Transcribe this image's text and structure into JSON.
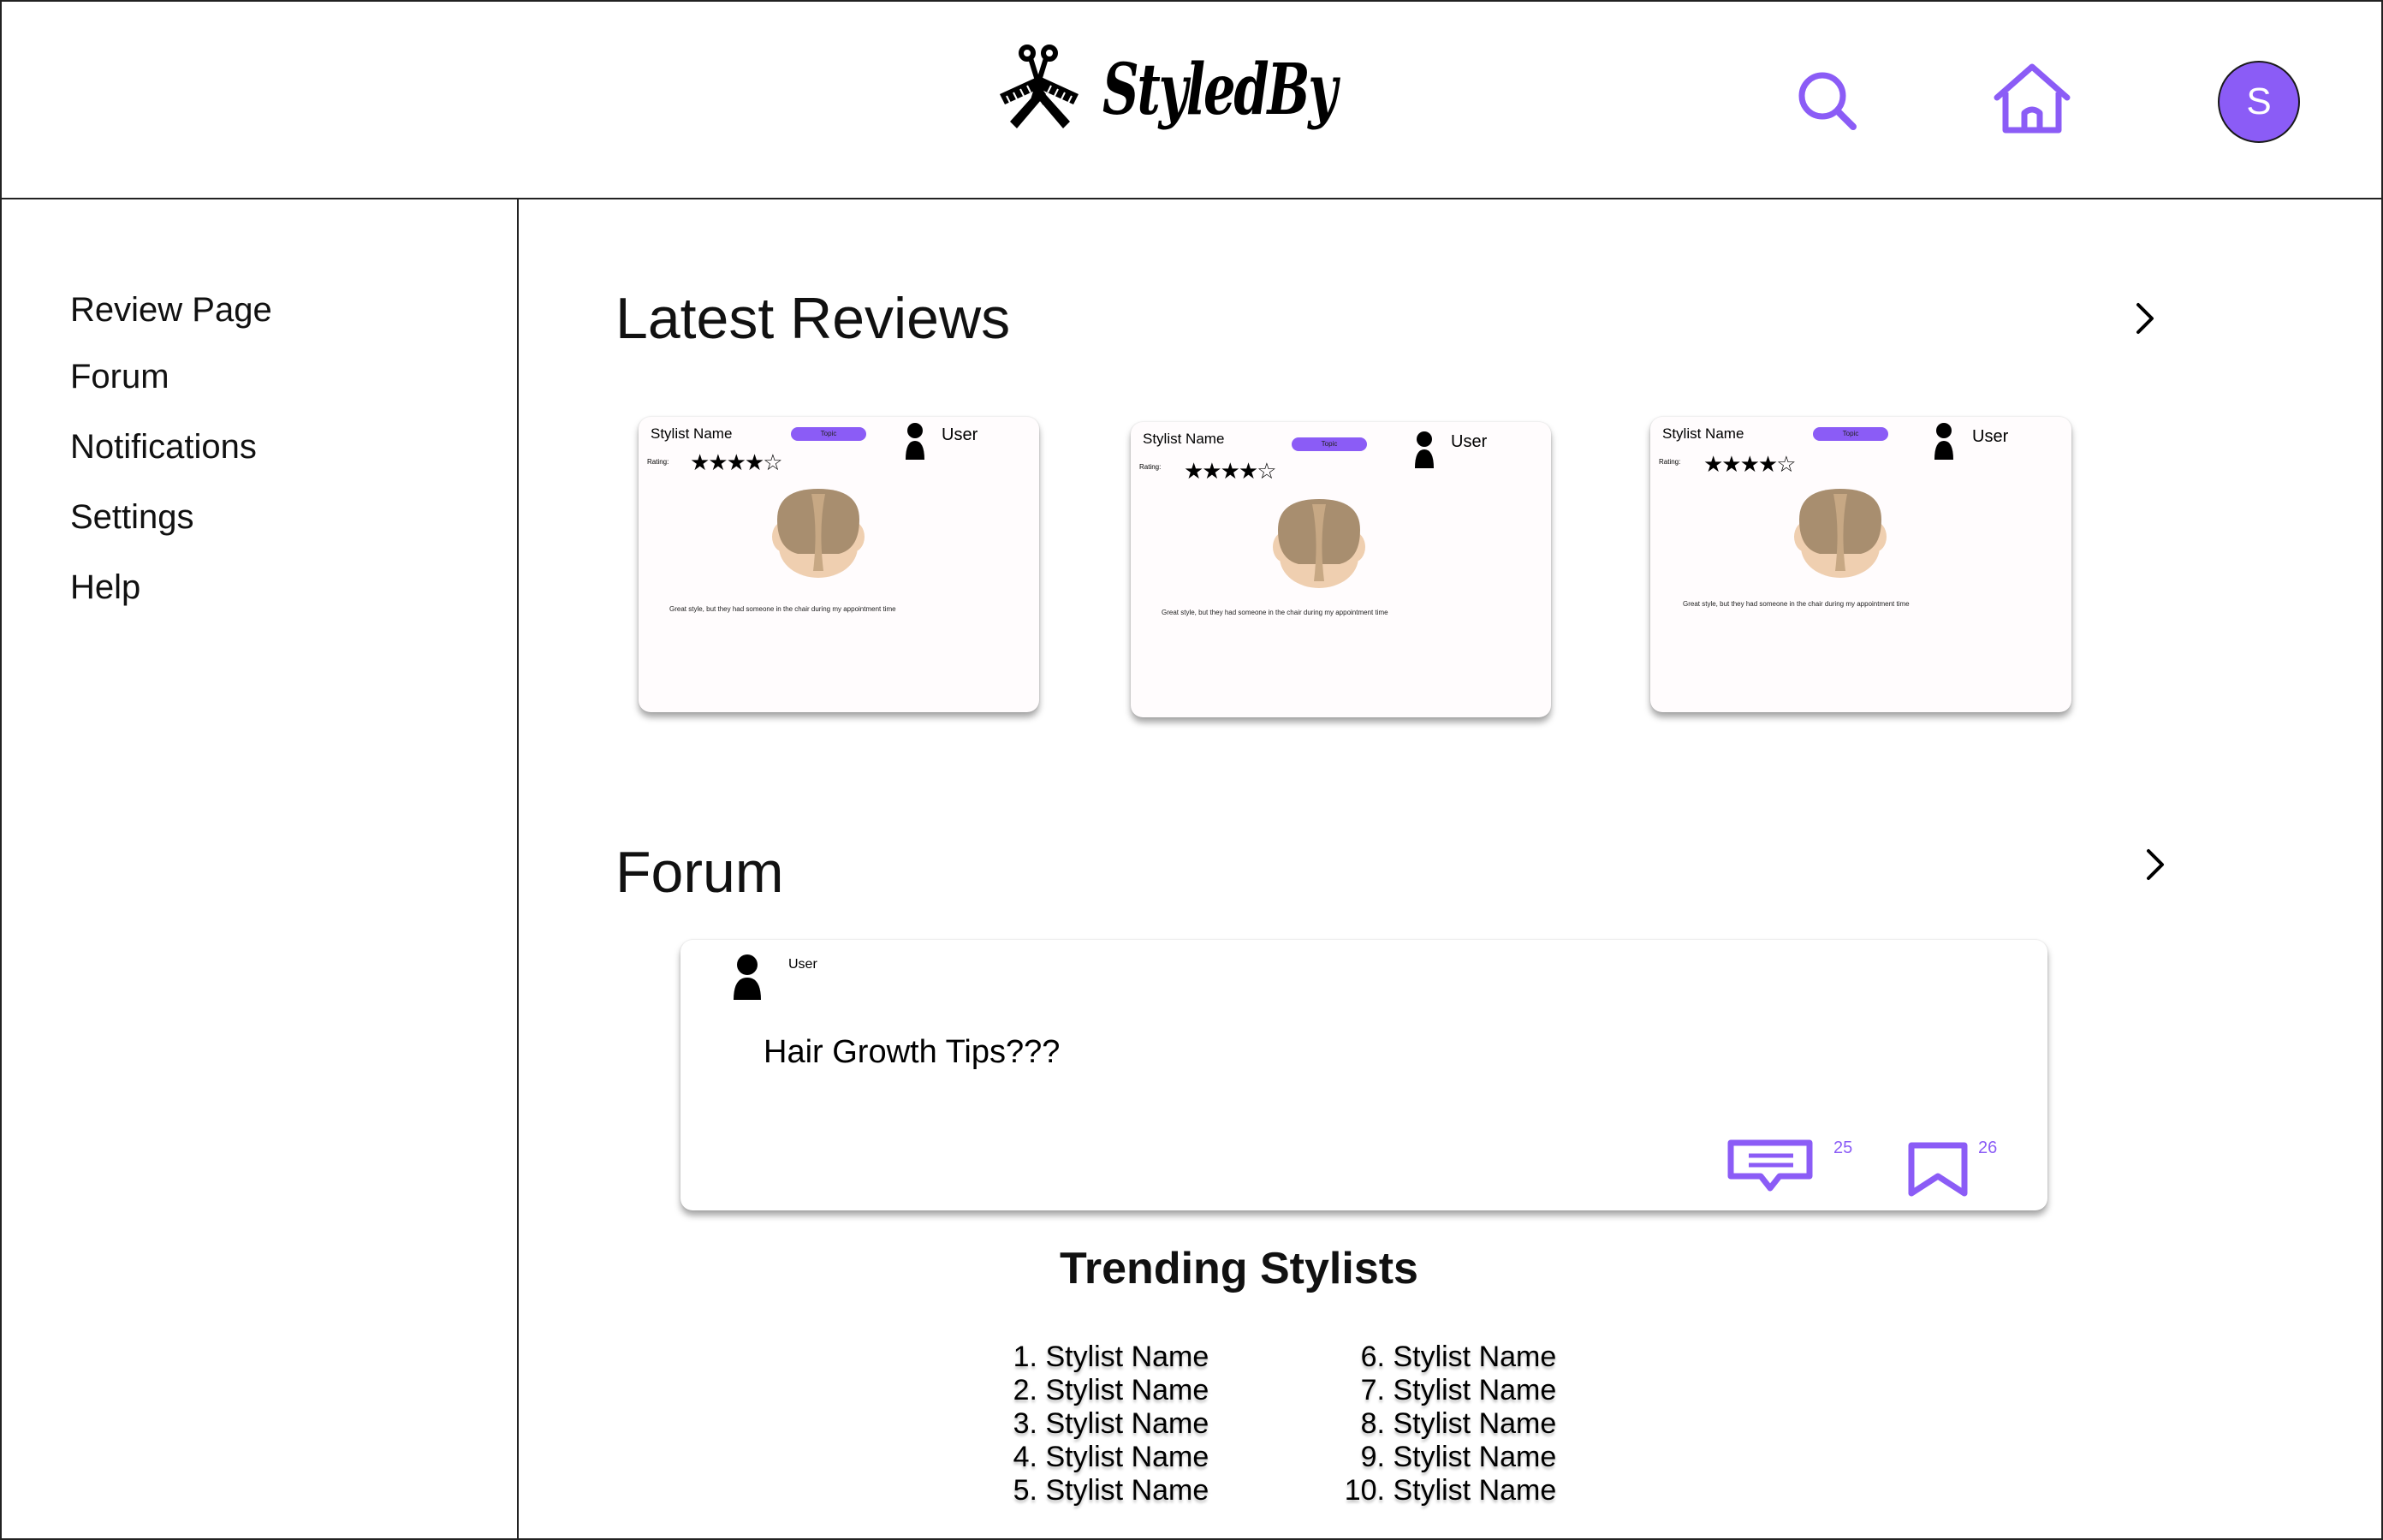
{
  "app": {
    "brand": "StyledBy",
    "avatar_initial": "S",
    "accent_color": "#8b5cf6"
  },
  "header": {
    "icons": [
      "search-icon",
      "home-icon"
    ]
  },
  "sidebar": {
    "items": [
      {
        "label": "Review Page"
      },
      {
        "label": "Forum"
      },
      {
        "label": "Notifications"
      },
      {
        "label": "Settings"
      },
      {
        "label": "Help"
      }
    ]
  },
  "reviews": {
    "title": "Latest Reviews",
    "cards": [
      {
        "stylist": "Stylist Name",
        "topic": "Topic",
        "user": "User",
        "rating_label": "Rating:",
        "stars": "★★★★☆",
        "text": "Great style, but they had someone in the chair during my appointment time"
      },
      {
        "stylist": "Stylist Name",
        "topic": "Topic",
        "user": "User",
        "rating_label": "Rating:",
        "stars": "★★★★☆",
        "text": "Great style, but they had someone in the chair during my appointment time"
      },
      {
        "stylist": "Stylist Name",
        "topic": "Topic",
        "user": "User",
        "rating_label": "Rating:",
        "stars": "★★★★☆",
        "text": "Great style, but they had someone in the chair during my appointment time"
      }
    ]
  },
  "forum": {
    "title": "Forum",
    "post": {
      "user": "User",
      "title": "Hair Growth Tips???",
      "comments": "25",
      "saves": "26"
    }
  },
  "trending": {
    "title": "Trending Stylists",
    "left": [
      {
        "num": "1.",
        "name": "Stylist Name"
      },
      {
        "num": "2.",
        "name": "Stylist Name"
      },
      {
        "num": "3.",
        "name": "Stylist Name"
      },
      {
        "num": "4.",
        "name": "Stylist Name"
      },
      {
        "num": "5.",
        "name": "Stylist Name"
      }
    ],
    "right": [
      {
        "num": "6.",
        "name": "Stylist Name"
      },
      {
        "num": "7.",
        "name": "Stylist Name"
      },
      {
        "num": "8.",
        "name": "Stylist Name"
      },
      {
        "num": "9.",
        "name": "Stylist Name"
      },
      {
        "num": "10.",
        "name": "Stylist Name"
      }
    ]
  }
}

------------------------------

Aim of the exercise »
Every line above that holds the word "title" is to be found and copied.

Output for this task »
    "title": "Latest Reviews",
    "title": "Forum",
      "title": "Hair Growth Tips???",
    "title": "Trending Stylists",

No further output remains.